## Records to process

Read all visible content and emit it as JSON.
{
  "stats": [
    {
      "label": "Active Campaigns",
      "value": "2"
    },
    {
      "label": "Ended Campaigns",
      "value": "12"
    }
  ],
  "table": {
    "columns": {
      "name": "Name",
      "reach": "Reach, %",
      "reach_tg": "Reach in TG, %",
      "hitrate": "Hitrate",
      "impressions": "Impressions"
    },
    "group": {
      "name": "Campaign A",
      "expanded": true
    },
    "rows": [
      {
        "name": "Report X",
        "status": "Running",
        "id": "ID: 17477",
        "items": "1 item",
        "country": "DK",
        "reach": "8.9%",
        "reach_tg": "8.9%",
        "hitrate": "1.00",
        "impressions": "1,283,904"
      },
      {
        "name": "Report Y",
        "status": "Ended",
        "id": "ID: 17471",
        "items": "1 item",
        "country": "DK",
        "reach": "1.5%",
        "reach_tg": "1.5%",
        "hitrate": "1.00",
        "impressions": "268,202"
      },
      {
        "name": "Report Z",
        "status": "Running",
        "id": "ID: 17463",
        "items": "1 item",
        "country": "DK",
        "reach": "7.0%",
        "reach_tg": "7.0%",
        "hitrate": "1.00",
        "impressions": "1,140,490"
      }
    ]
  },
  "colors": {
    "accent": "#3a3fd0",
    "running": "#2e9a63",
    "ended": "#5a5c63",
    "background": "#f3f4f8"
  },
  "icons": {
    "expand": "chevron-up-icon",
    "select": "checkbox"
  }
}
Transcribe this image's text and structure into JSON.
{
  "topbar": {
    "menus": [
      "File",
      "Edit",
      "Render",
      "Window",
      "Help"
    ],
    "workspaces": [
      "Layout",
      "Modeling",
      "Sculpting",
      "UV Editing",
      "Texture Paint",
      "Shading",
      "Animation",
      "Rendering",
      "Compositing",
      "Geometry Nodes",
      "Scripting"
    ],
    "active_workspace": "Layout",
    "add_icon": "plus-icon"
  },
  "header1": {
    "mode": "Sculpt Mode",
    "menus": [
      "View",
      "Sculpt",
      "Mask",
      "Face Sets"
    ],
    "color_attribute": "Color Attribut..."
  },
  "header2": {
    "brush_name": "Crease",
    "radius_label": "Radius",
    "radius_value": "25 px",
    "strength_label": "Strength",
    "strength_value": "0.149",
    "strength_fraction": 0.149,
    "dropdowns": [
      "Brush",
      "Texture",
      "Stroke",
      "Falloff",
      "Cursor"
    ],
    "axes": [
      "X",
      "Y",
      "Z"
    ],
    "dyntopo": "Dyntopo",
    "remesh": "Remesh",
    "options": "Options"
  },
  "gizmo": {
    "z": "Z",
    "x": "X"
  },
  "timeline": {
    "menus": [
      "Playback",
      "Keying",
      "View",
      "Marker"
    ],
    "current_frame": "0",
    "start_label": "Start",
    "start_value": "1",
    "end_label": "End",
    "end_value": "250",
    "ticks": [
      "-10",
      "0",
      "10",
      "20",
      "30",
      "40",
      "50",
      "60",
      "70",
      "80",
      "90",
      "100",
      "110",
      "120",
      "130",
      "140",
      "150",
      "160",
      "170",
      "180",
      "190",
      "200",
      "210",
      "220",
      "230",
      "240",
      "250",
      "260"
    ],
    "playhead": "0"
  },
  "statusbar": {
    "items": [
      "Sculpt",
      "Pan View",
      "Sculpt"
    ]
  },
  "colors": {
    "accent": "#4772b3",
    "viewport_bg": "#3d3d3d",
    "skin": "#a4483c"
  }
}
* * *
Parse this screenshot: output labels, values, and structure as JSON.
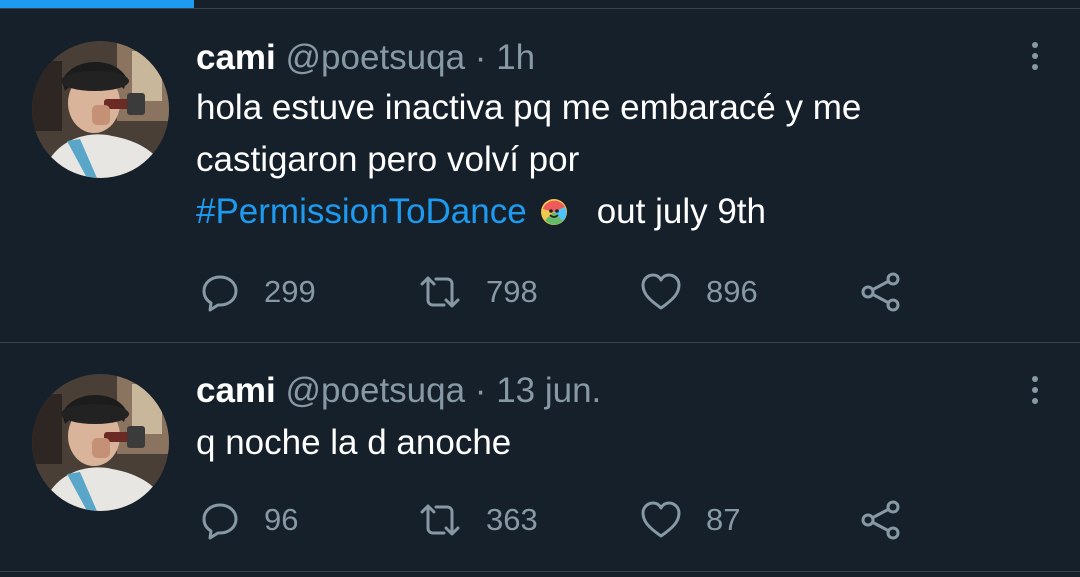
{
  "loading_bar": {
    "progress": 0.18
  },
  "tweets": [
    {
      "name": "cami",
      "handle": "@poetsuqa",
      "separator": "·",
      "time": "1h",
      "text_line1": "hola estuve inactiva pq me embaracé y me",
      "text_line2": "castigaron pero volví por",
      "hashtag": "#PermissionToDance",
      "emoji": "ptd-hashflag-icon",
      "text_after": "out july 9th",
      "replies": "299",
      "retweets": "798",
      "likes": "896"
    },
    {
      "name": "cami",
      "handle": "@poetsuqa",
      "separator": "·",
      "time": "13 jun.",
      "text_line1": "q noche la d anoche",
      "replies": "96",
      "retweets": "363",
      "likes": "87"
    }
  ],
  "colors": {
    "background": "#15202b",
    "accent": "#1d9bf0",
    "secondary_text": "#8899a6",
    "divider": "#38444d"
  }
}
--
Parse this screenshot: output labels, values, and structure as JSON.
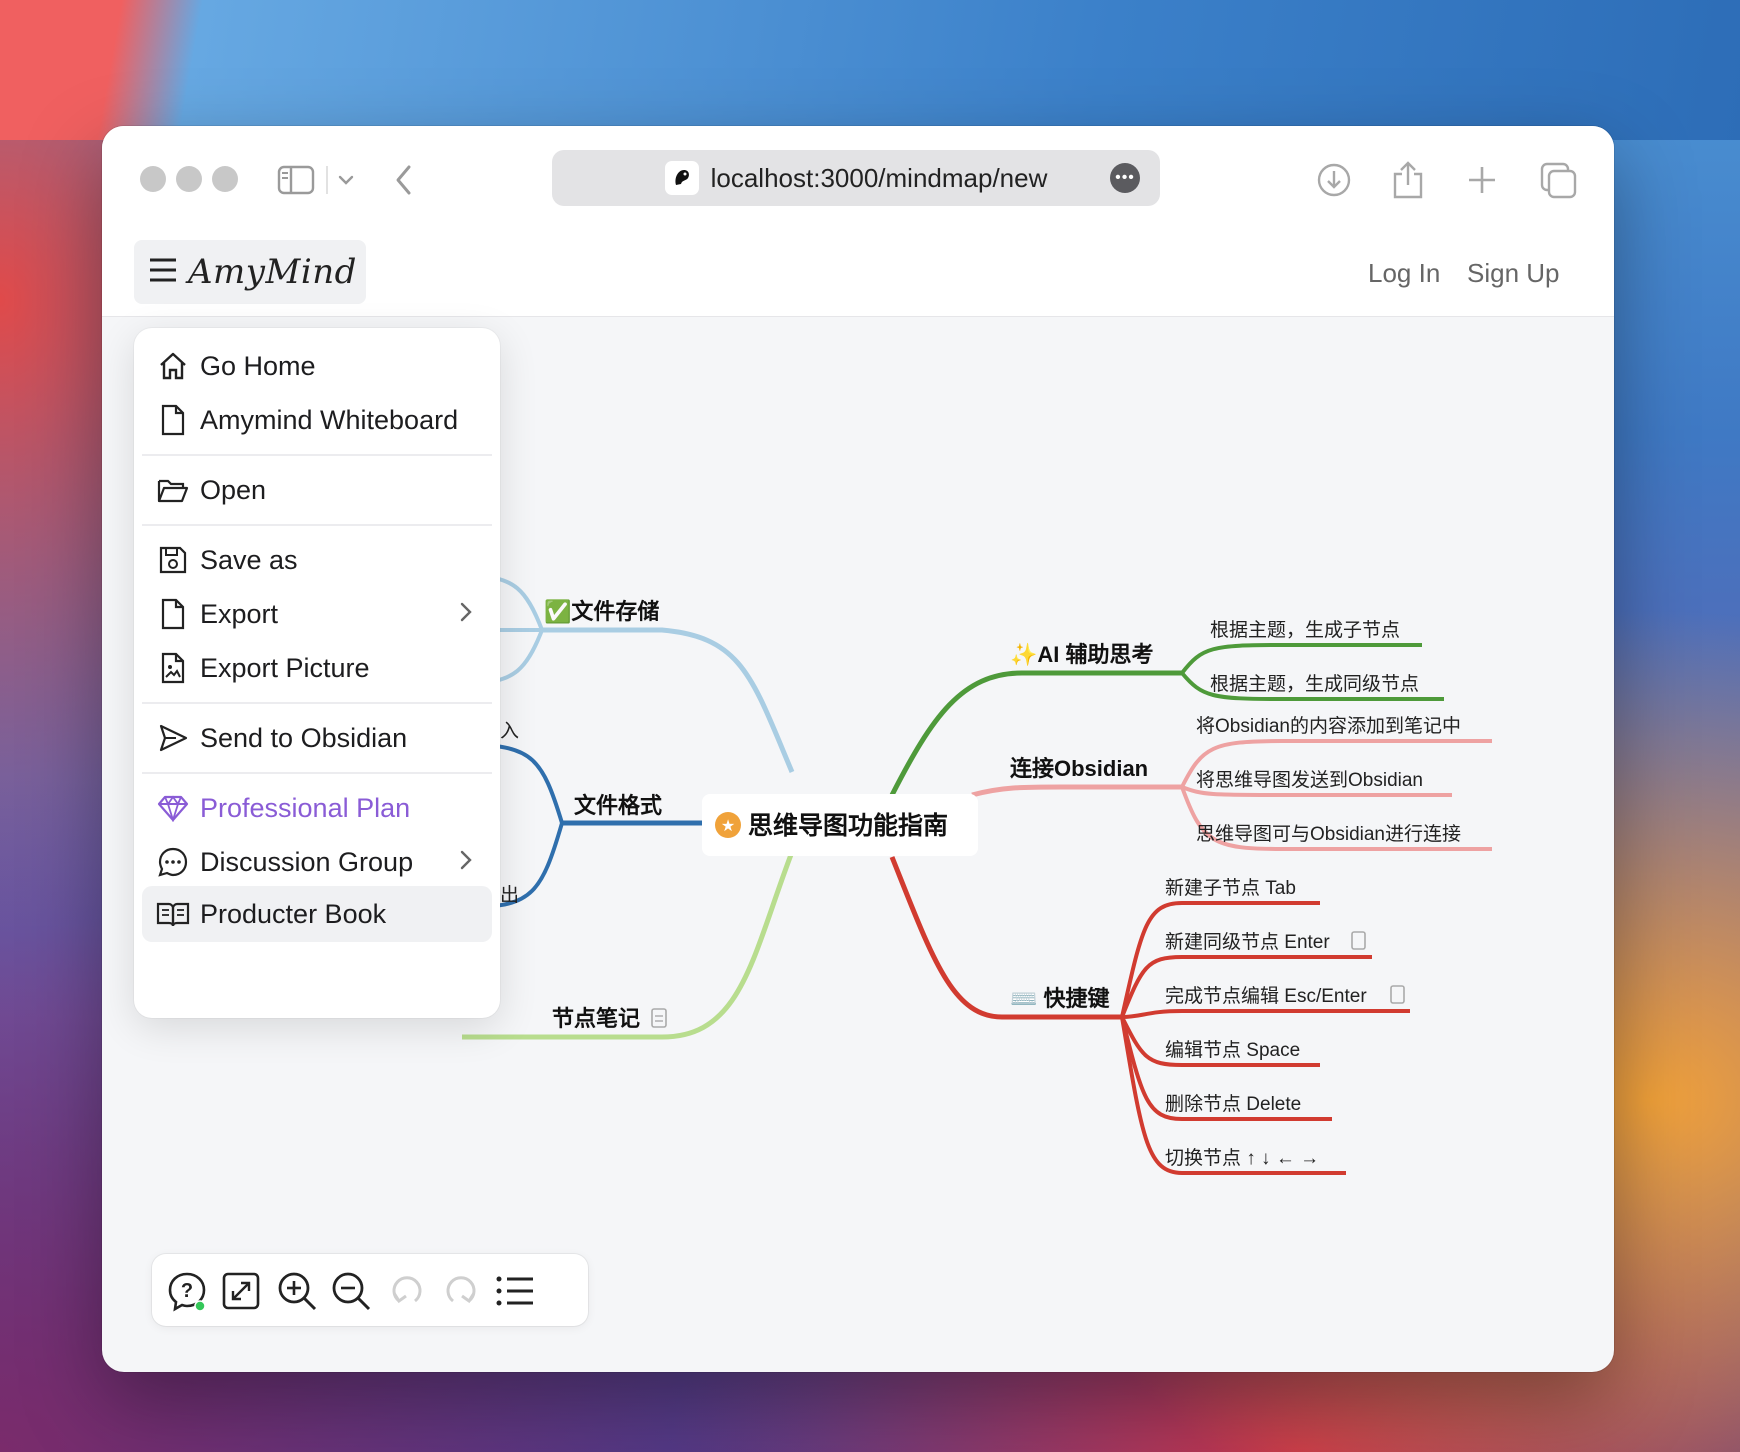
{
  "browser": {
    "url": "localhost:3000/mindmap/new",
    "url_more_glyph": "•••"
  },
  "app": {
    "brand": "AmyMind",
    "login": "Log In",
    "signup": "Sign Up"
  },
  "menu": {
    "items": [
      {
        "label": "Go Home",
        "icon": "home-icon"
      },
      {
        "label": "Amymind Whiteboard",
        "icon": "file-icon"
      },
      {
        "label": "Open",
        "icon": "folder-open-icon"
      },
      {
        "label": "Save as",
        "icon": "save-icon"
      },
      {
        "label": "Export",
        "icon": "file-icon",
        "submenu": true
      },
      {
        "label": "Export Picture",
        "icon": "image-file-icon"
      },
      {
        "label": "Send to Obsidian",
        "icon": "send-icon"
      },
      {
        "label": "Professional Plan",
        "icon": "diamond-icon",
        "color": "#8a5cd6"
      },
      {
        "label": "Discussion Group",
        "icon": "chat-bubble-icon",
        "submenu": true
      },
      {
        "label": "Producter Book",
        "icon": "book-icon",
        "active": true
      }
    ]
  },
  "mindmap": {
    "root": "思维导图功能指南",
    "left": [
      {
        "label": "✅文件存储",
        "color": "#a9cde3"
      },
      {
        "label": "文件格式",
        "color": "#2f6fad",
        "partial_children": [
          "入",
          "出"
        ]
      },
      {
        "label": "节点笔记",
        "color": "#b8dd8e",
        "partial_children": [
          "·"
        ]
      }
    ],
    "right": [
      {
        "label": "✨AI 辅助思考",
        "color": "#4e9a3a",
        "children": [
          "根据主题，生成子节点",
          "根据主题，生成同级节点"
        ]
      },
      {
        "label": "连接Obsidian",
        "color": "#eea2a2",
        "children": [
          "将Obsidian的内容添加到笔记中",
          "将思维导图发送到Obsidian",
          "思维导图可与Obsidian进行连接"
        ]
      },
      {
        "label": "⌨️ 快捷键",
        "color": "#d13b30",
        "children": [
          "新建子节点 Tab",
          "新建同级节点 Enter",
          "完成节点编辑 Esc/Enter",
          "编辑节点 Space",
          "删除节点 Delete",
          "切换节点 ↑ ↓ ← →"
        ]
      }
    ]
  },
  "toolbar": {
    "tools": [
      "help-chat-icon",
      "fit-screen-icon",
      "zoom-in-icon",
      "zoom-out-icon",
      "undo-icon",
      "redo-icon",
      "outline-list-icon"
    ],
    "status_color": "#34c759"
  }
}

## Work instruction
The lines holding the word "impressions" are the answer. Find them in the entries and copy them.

## Worked solution
      "impressions": "Impressions"
        "impressions": "1,283,904"
        "impressions": "268,202"
        "impressions": "1,140,490"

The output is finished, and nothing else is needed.